Its UK launch was held at the St Ethelburga’s Centre for Peace and Reconciliation in the City of London. Henderson pointed out the font there where he had been christened in the former Anglican church.
The book, commissioned by Baylor University Press, includes commentaries from Archbishop Desmond Tutu, the late Benazir Bhutto, Rajmohan Gandhi, a grandson of the Mahatma, and the late Chief Rabbi Dr Jonathan Sacks. The foreword is by the Dalai Lama.
A practicing Anglican, and a supporter of the secular Forgiveness Project, Henderson had a respectful approach to people of other beliefs. “Forgiveness,” he said, “is one of the few concepts which, like love, are respected and encouraged by all the world’s religions.”
Henderson might have grown up Irish had it not been for the fate of his grandparents. What happened to them and his mother at the time of Ireland’s independence in 1922 was to inspire his books.
His ancestors had arrived in Ireland from Lancaster in 1670. They became part of the Protestant Ascendancy, the minority who, Henderson said, “dominated the Catholic majority”. The family were landlords and for many generations served in the Royal Irish Constabulary.
Henderson’s grandfather, Ben Tilly, serviced, like many Irish, in the British Army and was wounded in France during World War I. On Ireland’s Independence Tilly was warned to leave the country by the end of the week or be shot. He did so. A family home was later burned to the ground.
Michael was born in London ten years later, on 15 March 1932. His mother, Erina, had met businessman Douglas Henderson in Ealing.
Aged eight in 1940, Michael and his younger brother Gerald were evacuated to the USA for five years during World War II. Over a million British children were moved out of cities to safer places due to the threat of German invasion.
Michael and Gerald were put on a train to Greenock where they boarded a ship sailing to Boston. As they left London, Michael called out to his mother, somewhat precociously, “See you after the duration.” This became the title of a book (2004) which tells the remarkable stories of the children sent abroad. It was published in America as A harvest of friendships. Despite separation from their parents, the two Henderson boys found it a great adventure.

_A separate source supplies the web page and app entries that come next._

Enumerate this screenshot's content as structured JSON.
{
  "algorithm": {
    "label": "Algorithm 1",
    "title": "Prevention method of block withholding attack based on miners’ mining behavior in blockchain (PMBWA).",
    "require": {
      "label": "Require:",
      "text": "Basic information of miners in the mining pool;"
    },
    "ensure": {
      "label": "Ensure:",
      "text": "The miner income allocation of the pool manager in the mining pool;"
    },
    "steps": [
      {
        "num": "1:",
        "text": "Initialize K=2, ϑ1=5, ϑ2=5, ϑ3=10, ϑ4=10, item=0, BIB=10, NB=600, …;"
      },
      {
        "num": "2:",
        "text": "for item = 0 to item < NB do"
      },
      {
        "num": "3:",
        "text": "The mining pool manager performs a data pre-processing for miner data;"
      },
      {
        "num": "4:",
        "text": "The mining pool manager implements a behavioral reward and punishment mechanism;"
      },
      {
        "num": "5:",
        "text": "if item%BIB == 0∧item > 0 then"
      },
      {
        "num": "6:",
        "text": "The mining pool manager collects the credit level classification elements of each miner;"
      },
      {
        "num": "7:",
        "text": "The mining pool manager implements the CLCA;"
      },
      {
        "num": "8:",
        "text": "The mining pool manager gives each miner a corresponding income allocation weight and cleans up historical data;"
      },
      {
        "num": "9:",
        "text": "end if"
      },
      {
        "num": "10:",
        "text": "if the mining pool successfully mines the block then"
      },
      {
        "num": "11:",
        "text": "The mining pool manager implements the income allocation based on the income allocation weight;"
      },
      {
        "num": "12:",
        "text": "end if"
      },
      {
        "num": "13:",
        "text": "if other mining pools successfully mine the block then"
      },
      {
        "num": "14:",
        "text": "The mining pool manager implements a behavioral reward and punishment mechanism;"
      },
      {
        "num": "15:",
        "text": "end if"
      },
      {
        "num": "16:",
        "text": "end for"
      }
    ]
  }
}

He and Gerald lived with a family in a Boston suburb. When they returned to Britain in 1945, there were “certain stresses after being apart in these formative five years”, he said. “It was hard for us to live into the lives of our parents who had endured years of bombing, fire-watching and the threat of V1 and V2 bombs.”
To help re-establish family unity, they visited a centre for post-war reconciliation in Caux, Switzerland, in 1947, then run by the Moral Re-Armament (MRA) movement, which had opened the previous year. “As a 15-year-old I was persuaded to go when I heard that I could buy ice hockey skates four pounds cheaper in Switzerland than in England,” Henderson recalled.
He was educated at Mill Hill School and then volunteered with MRA’s work of personal healing and transformation, exemplified by Caux.
He wrote his first book on forgiveness, The Forgiveness Factor (1996), to mark the 50th anniversary of the Caux centre. It is now run by Initiatives of Change International.
Henerson returned to America in 1979, with his wife Erica (nee Hallowes), whom he had married in 1966. They had met at the Skye Ball in Dunvegan Castle. They based for over 20 years in Portland, Oregon. There he became a presenter on public and cable TV programmes, giving over 1,000 radio broadcasts. His talks were published in three books, A different accent (1985), On history’s coattails (1988), and Hope for a change (1991).
Among his 14 books, Henderson wrote All her paths are peace (1994), about women pioneers in peace-making, and Forgiveness: breaking the chain of hate (2002). He wrote several on his visits to India, including Experiment with Untruth (1976) about the Emergency period of dictatorship imposed by Prime Minister Indira Gandhi.
Michael and Erica retired to Westward Ho! In Devon in 2000 and moved to Taunton, Somerset, in 2018. He remained a keen tennis player and was in the 75-year-olds Devon tennis squad.
Sharp witted till the onset of Alzheimer’s ten years ago, Henderson died in a care home near Rochdale, Lancashire, on 6 May. He is survived by Erica, their daughter Juliet and two granddaughters.
First published in The Church Times, 10 June 2022